Dr. Bill Maier, vice president and psychologist in residence of Focus on the Family, a conservative Christian family advocacy group, said, "The American public isn't aware of the facts of gay adoption; if they were, they would have major concerns about endorsing it. Public opinion is based on an excellent public relations campaign conducted by gay activist organizations."
Similarly, Peter Sprigg, the director of the conservative Center for Marriage and Family Studies at the Family Research Council, said, "We don't feel homosexuals can provide children with what they really need, which is a role model of man and woman, husband and wife, mother and father. And there's no substitute for having a mother and a father in the home."

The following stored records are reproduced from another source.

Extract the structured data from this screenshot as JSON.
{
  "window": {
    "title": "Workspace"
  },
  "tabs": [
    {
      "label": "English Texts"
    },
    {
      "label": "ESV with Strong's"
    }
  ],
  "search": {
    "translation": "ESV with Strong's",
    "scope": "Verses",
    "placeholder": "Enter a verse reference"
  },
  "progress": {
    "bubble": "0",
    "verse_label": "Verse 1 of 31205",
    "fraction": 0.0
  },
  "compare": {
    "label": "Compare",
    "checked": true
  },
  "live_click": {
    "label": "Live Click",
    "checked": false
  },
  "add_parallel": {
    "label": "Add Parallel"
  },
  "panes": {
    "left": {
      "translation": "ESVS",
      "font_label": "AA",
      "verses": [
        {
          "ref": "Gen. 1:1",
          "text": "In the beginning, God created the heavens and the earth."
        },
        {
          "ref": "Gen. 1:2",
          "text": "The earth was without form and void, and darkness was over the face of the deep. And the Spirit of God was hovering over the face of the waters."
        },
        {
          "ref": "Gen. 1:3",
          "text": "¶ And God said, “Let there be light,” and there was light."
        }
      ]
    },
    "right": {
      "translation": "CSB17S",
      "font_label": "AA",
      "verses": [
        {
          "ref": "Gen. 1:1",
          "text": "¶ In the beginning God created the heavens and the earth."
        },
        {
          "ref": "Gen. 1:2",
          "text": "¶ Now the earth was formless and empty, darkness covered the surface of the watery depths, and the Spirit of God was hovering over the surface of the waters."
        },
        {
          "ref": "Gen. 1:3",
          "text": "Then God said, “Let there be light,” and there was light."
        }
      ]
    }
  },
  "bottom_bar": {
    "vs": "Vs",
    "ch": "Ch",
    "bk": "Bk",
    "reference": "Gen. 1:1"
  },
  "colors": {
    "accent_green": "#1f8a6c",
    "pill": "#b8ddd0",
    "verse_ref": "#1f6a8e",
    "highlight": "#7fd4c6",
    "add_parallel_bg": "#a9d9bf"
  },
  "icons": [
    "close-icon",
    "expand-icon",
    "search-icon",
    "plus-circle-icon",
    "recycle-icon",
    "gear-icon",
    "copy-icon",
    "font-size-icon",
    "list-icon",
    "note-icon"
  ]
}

Of course, homosexual parents disagree. Joan Garry is the executive director of the Gay and Lesbian Alliance Against Defamation, and the first homosexual in New Jersey to adopt. "The idea that a homosexual can't fulfill a kid's needs is groundless. Gays and lesbians have parented great kids for years, and only now is it an issue."
Adoption agencies and attorneys facilitate most adoptions. Doug Reiniger, the president of the American Academy of Adoption Attorneys, said, "We look at each adoptive couple individually to ensure that kids' physical and emotional needs are being met. And homosexuals can meet those needs just as well as heterosexual couples. You have to look at people as individuals."
The Public's Opinion
The split in public opinion on homosexual adoption is also seen in other measures regarding homosexuality as it relates to family issues. A May 2003 poll found that 49% favor making civil unions between homosexuals legal, and 49% oppose the idea. When asked more generally about homosexuality, the public tends to be more accepting, and has become increasingly so over the years. Gallup's latest update, from a May 19-21 2003, poll**, finds 59% of Americans saying homosexual relations between consenting adults should be legal.
For many people, the last word in child welfare belongs to the American Academy of Pediatrics (AAP). In February 2002, the AAP issued a technical paper stating, "A growing body of scientific literature demonstrates that children who grow up with one or two gay and/or lesbian parents fare as well in emotional, cognitive, social, and sexual functioning as do children whose parents are heterosexual. Children's optimal development seems to be influenced more by the nature of the relationships and interactions within the family unit than by the particular structural form it takes."
Such authoritative statements may lead to growing public acceptance of adoption by homosexuals. Nonetheless, the issue is currently so evenly divided and charged with emotion that it will probably be years before America hears the last word on the issue.
*Results are based on telephone interviews with 1,005 national adults, aged 18 and older, conducted May 5-7, 2003. For results based on each sample of national adults, one can say with 95% confidence that the margin of sampling error is ±3%. In addition to sampling error, question wording and practical difficulties in conducting surveys can introduce error or bias into the findings of public opinion polls.
**Results based on telephone interviews with 1,014 national adults, aged 18 and older, conducted May 19-21, 2003. For results based on each sample of national adults, one can say with 95% confidence that the margin of sampling error is ±3%.